ASSIGNMENT:
Would you copy out the whole listing exactly as given?

(RECORDS TO USE)

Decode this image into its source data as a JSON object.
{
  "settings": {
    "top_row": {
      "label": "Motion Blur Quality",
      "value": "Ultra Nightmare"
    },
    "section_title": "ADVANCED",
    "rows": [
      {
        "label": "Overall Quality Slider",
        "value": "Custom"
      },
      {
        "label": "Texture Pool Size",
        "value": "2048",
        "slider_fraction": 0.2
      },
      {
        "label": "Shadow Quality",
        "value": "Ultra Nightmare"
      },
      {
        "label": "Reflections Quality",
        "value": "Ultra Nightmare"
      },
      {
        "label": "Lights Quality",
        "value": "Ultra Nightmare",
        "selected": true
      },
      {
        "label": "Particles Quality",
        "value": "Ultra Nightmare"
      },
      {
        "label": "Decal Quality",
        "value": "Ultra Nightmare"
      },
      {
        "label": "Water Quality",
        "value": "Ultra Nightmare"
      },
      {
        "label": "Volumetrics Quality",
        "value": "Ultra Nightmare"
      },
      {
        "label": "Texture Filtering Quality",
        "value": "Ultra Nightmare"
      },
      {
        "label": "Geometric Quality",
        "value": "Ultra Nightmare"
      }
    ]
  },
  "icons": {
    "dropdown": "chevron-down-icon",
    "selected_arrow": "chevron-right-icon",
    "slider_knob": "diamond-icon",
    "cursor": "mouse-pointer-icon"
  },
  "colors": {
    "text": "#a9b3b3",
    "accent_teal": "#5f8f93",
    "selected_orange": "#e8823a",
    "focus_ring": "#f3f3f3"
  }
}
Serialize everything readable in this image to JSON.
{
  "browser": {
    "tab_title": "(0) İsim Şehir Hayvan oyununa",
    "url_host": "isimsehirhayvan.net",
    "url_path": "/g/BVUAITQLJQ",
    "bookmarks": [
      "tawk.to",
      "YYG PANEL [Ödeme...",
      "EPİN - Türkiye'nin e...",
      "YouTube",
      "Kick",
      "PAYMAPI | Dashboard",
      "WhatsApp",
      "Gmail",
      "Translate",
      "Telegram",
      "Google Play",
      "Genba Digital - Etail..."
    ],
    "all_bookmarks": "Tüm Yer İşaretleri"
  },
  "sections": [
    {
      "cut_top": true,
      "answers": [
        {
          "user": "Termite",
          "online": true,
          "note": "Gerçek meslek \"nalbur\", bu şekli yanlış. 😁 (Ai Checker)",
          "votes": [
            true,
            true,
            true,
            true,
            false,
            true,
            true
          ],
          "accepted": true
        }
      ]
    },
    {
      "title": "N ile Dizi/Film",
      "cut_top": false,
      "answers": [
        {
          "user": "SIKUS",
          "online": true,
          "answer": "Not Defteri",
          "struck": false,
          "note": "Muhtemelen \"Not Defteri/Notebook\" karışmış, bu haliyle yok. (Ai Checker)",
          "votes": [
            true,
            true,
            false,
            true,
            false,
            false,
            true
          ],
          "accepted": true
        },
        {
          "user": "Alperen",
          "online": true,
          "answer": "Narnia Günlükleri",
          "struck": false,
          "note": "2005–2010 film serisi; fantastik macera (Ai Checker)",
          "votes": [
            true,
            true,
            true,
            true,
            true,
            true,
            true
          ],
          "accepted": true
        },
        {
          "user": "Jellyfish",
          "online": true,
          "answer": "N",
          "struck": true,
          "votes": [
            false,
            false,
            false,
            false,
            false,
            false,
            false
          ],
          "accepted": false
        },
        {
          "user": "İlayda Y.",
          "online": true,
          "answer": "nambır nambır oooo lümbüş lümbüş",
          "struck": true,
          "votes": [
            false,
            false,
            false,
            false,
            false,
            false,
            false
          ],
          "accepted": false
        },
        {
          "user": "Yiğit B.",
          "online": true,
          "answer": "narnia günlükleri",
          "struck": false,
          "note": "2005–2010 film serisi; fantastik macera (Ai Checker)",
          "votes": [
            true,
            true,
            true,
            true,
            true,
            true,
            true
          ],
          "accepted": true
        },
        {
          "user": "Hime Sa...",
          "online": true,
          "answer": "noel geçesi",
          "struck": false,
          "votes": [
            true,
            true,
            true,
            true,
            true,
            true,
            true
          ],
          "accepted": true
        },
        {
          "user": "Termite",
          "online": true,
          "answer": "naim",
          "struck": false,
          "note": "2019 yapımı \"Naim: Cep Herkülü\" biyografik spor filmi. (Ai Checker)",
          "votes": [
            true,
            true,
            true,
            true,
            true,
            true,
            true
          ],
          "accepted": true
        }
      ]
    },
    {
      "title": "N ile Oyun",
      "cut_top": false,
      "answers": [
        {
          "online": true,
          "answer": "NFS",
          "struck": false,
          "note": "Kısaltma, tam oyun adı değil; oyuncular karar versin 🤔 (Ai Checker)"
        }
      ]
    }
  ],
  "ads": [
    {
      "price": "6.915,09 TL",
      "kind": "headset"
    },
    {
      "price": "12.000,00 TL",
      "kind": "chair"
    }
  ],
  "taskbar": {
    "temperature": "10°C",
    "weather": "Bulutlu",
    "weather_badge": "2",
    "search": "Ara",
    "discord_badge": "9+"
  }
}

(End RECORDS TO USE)

YOUR SOLUTION:
Decode this image into its source data as a JSON object.
{
  "settings": {
    "top_row": {
      "label": "Motion Blur Quality",
      "value": "Ultra Nightmare"
    },
    "section_title": "ADVANCED",
    "rows": [
      {
        "label": "Overall Quality Slider",
        "value": "Custom"
      },
      {
        "label": "Texture Pool Size",
        "value": "2048",
        "slider_fraction": 0.2
      },
      {
        "label": "Shadow Quality",
        "value": "Ultra Nightmare"
      },
      {
        "label": "Reflections Quality",
        "value": "Ultra Nightmare"
      },
      {
        "label": "Lights Quality",
        "value": "Ultra Nightmare",
        "selected": true
      },
      {
        "label": "Particles Quality",
        "value": "Ultra Nightmare"
      },
      {
        "label": "Decal Quality",
        "value": "Ultra Nightmare"
      },
      {
        "label": "Water Quality",
        "value": "Ultra Nightmare"
      },
      {
        "label": "Volumetrics Quality",
        "value": "Ultra Nightmare"
      },
      {
        "label": "Texture Filtering Quality",
        "value": "Ultra Nightmare"
      },
      {
        "label": "Geometric Quality",
        "value": "Ultra Nightmare"
      }
    ]
  },
  "icons": {
    "dropdown": "chevron-down-icon",
    "selected_arrow": "chevron-right-icon",
    "slider_knob": "diamond-icon",
    "cursor": "mouse-pointer-icon"
  },
  "colors": {
    "text": "#a9b3b3",
    "accent_teal": "#5f8f93",
    "selected_orange": "#e8823a",
    "focus_ring": "#f3f3f3"
  }
}
Serialize everything readable in this image to JSON.
{
  "browser": {
    "tab_title": "(0) İsim Şehir Hayvan oyununa",
    "url_host": "isimsehirhayvan.net",
    "url_path": "/g/BVUAITQLJQ",
    "bookmarks": [
      "tawk.to",
      "YYG PANEL [Ödeme...",
      "EPİN - Türkiye'nin e...",
      "YouTube",
      "Kick",
      "PAYMAPI | Dashboard",
      "WhatsApp",
      "Gmail",
      "Translate",
      "Telegram",
      "Google Play",
      "Genba Digital - Etail..."
    ],
    "all_bookmarks": "Tüm Yer İşaretleri"
  },
  "sections": [
    {
      "cut_top": true,
      "answers": [
        {
          "user": "Termite",
          "online": true,
          "note": "Gerçek meslek \"nalbur\", bu şekli yanlış. 😁 (Ai Checker)",
          "votes": [
            true,
            true,
            true,
            true,
            false,
            true,
            true
          ],
          "accepted": true
        }
      ]
    },
    {
      "title": "N ile Dizi/Film",
      "cut_top": false,
      "answers": [
        {
          "user": "SIKUS",
          "online": true,
          "answer": "Not Defteri",
          "struck": false,
          "note": "Muhtemelen \"Not Defteri/Notebook\" karışmış, bu haliyle yok. (Ai Checker)",
          "votes": [
            true,
            true,
            false,
            true,
            false,
            false,
            true
          ],
          "accepted": true
        },
        {
          "user": "Alperen",
          "online": true,
          "answer": "Narnia Günlükleri",
          "struck": false,
          "note": "2005–2010 film serisi; fantastik macera (Ai Checker)",
          "votes": [
            true,
            true,
            true,
            true,
            true,
            true,
            true
          ],
          "accepted": true
        },
        {
          "user": "Jellyfish",
          "online": true,
          "answer": "N",
          "struck": true,
          "votes": [
            false,
            false,
            false,
            false,
            false,
            false,
            false
          ],
          "accepted": false
        },
        {
          "user": "İlayda Y.",
          "online": true,
          "answer": "nambır nambır oooo lümbüş lümbüş",
          "struck": true,
          "votes": [
            false,
            false,
            false,
            false,
            false,
            false,
            false
          ],
          "accepted": false
        },
        {
          "user": "Yiğit B.",
          "online": true,
          "answer": "narnia günlükleri",
          "struck": false,
          "note": "2005–2010 film serisi; fantastik macera (Ai Checker)",
          "votes": [
            true,
            true,
            true,
            true,
            true,
            true,
            true
          ],
          "accepted": true
        },
        {
          "user": "Hime Sa...",
          "online": true,
          "answer": "noel geçesi",
          "struck": false,
          "votes": [
            true,
            true,
            true,
            true,
            true,
            true,
            true
          ],
          "accepted": true
        },
        {
          "user": "Termite",
          "online": true,
          "answer": "naim",
          "struck": false,
          "note": "2019 yapımı \"Naim: Cep Herkülü\" biyografik spor filmi. (Ai Checker)",
          "votes": [
            true,
            true,
            true,
            true,
            true,
            true,
            true
          ],
          "accepted": true
        }
      ]
    },
    {
      "title": "N ile Oyun",
      "cut_top": false,
      "answers": [
        {
          "online": true,
          "answer": "NFS",
          "struck": false,
          "note": "Kısaltma, tam oyun adı değil; oyuncular karar versin 🤔 (Ai Checker)"
        }
      ]
    }
  ],
  "ads": [
    {
      "price": "6.915,09 TL",
      "kind": "headset"
    },
    {
      "price": "12.000,00 TL",
      "kind": "chair"
    }
  ],
  "taskbar": {
    "temperature": "10°C",
    "weather": "Bulutlu",
    "weather_badge": "2",
    "search": "Ara",
    "discord_badge": "9+"
  }
}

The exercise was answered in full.